Number 3 starter: This is where it gets a bit trickier, but not by much. All implications are that Doug Fister will be the third starter. Fister had a great start to the 2010 season with an ERA in the 2’s to start the year, but burned out by the end of the year due to a huge jump in innings pitched (171 in 2010, 65 in 2009) and wound up with a 4.11 ERA. Doug isn’t a big strikeout guy, only fanning 91 batters last year, but gets the job done effectively. If he struggles in Spring training though, don’t be surprised if Luke French creeps up and takes the spot.

Number 4 & 5 starters: These spots are more unclear than Bill Bavasi’s “rebuilding” plan. The legitimate candidates for the last spots in the rotation are Michael Pineda, Eric Bedard, Luke French, and David Pauley. The 4 and 5 spots are going to be a plain dogfight, and really whoever performs the best in Spring Training will claim these spots.

Luke French and David Pauley are largely the same, just soft throwing guys that aren’t great, but not terribly bad. They both had ERA’s in the 4’s last year, and both finished with so-so strikeout ratios (French 3.80 K/ 9innings, Pauley 5.06 K/9 innings). You’re not going to get amazing stuff out of these two, but you’re not going to get Ryan Rowland-Smith bad either.

Michael Pineda is practically the complete opposite of those two. At 6-5, Pineda is an intimidating force on the mound and has a fastball in the mid 90’s. In AAA Tacoma last year, his strikeout ratio was 10.97K/ 9innings, which is extraordinary for someone who’s only 22. He is one of the top prospects in America, and is expected to be a legitimate number 2 starter in the future. For now, he’s still working on his control and has a chance to be the number 5 starter coming out of camp.

Here’s the wild card: Eric Bedard. He’s been the common joke among Mariners fans the last couple of years, being traded to Seattle for 5 prospects, only to get injured every year. Bedard had Tommy John surgery in 2010, and didn’t throw a single major league pitch. So, the Mariners signed him a non-guaranteed contract this offseason, which is virtually unknown in baseball. He’s kind of the dark horse at this point, because no one knows what to expect. If he returns to the 2006 All-star he was, he could end up the number 2 starter by the end of the season. But, he could end up slipping in the dugout and break his throwing arm. No one really knows with Bedard.

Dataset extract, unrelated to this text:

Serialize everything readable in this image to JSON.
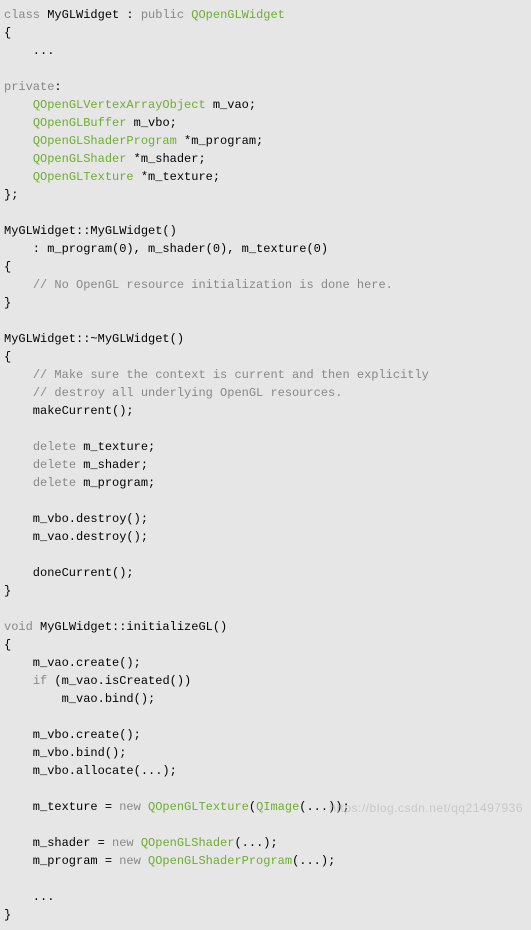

The Mariners have a big competition going on for those last two spots, and it is something to watch as spring training rolls on.

Reach Nathan Parsons at nathanparsons98@yahoo.com